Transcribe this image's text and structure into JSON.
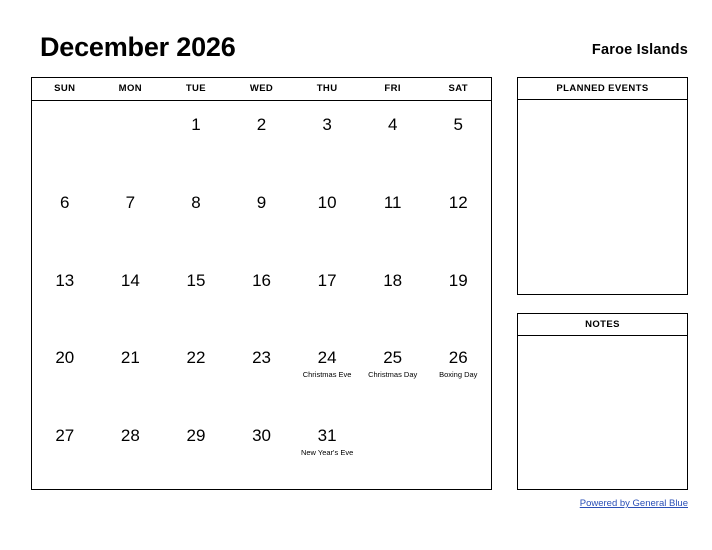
{
  "header": {
    "title": "December 2026",
    "locale": "Faroe Islands"
  },
  "calendar": {
    "weekdays": [
      "SUN",
      "MON",
      "TUE",
      "WED",
      "THU",
      "FRI",
      "SAT"
    ],
    "weeks": [
      [
        {
          "day": "",
          "event": ""
        },
        {
          "day": "",
          "event": ""
        },
        {
          "day": "1",
          "event": ""
        },
        {
          "day": "2",
          "event": ""
        },
        {
          "day": "3",
          "event": ""
        },
        {
          "day": "4",
          "event": ""
        },
        {
          "day": "5",
          "event": ""
        }
      ],
      [
        {
          "day": "6",
          "event": ""
        },
        {
          "day": "7",
          "event": ""
        },
        {
          "day": "8",
          "event": ""
        },
        {
          "day": "9",
          "event": ""
        },
        {
          "day": "10",
          "event": ""
        },
        {
          "day": "11",
          "event": ""
        },
        {
          "day": "12",
          "event": ""
        }
      ],
      [
        {
          "day": "13",
          "event": ""
        },
        {
          "day": "14",
          "event": ""
        },
        {
          "day": "15",
          "event": ""
        },
        {
          "day": "16",
          "event": ""
        },
        {
          "day": "17",
          "event": ""
        },
        {
          "day": "18",
          "event": ""
        },
        {
          "day": "19",
          "event": ""
        }
      ],
      [
        {
          "day": "20",
          "event": ""
        },
        {
          "day": "21",
          "event": ""
        },
        {
          "day": "22",
          "event": ""
        },
        {
          "day": "23",
          "event": ""
        },
        {
          "day": "24",
          "event": "Christmas Eve"
        },
        {
          "day": "25",
          "event": "Christmas Day"
        },
        {
          "day": "26",
          "event": "Boxing Day"
        }
      ],
      [
        {
          "day": "27",
          "event": ""
        },
        {
          "day": "28",
          "event": ""
        },
        {
          "day": "29",
          "event": ""
        },
        {
          "day": "30",
          "event": ""
        },
        {
          "day": "31",
          "event": "New Year's Eve"
        },
        {
          "day": "",
          "event": ""
        },
        {
          "day": "",
          "event": ""
        }
      ]
    ]
  },
  "panels": {
    "planned_events": {
      "title": "PLANNED EVENTS",
      "content": ""
    },
    "notes": {
      "title": "NOTES",
      "content": ""
    }
  },
  "footer": {
    "link_label": "Powered by General Blue",
    "link_color": "#2a4fb7"
  }
}
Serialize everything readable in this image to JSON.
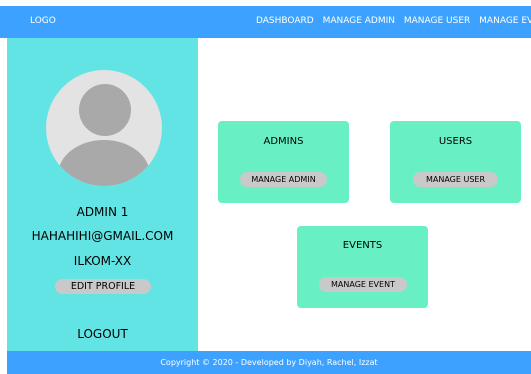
{
  "header": {
    "logo": "LOGO",
    "nav": [
      "DASHBOARD",
      "MANAGE ADMIN",
      "MANAGE USER",
      "MANAGE EVENT"
    ]
  },
  "sidebar": {
    "name": "ADMIN 1",
    "email": "HAHAHIHI@GMAIL.COM",
    "org": "ILKOM-XX",
    "edit_profile": "EDIT PROFILE",
    "logout": "LOGOUT"
  },
  "cards": {
    "admins": {
      "title": "ADMINS",
      "button": "MANAGE ADMIN"
    },
    "users": {
      "title": "USERS",
      "button": "MANAGE USER"
    },
    "events": {
      "title": "EVENTS",
      "button": "MANAGE EVENT"
    }
  },
  "footer": {
    "text": "Copyright © 2020 - Developed by Diyah, Rachel, Izzat"
  },
  "colors": {
    "header": "#3da2ff",
    "sidebar": "#62e3e4",
    "card": "#68f0c4",
    "button": "#c9c9c9"
  }
}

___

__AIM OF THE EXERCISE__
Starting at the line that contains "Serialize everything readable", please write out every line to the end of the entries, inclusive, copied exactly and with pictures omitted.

__RESULT FOR THIS TASK__
Serialize everything readable in this image to JSON.
{
  "header": {
    "logo": "LOGO",
    "nav": [
      "DASHBOARD",
      "MANAGE ADMIN",
      "MANAGE USER",
      "MANAGE EVENT"
    ]
  },
  "sidebar": {
    "name": "ADMIN 1",
    "email": "HAHAHIHI@GMAIL.COM",
    "org": "ILKOM-XX",
    "edit_profile": "EDIT PROFILE",
    "logout": "LOGOUT"
  },
  "cards": {
    "admins": {
      "title": "ADMINS",
      "button": "MANAGE ADMIN"
    },
    "users": {
      "title": "USERS",
      "button": "MANAGE USER"
    },
    "events": {
      "title": "EVENTS",
      "button": "MANAGE EVENT"
    }
  },
  "footer": {
    "text": "Copyright © 2020 - Developed by Diyah, Rachel, Izzat"
  },
  "colors": {
    "header": "#3da2ff",
    "sidebar": "#62e3e4",
    "card": "#68f0c4",
    "button": "#c9c9c9"
  }
}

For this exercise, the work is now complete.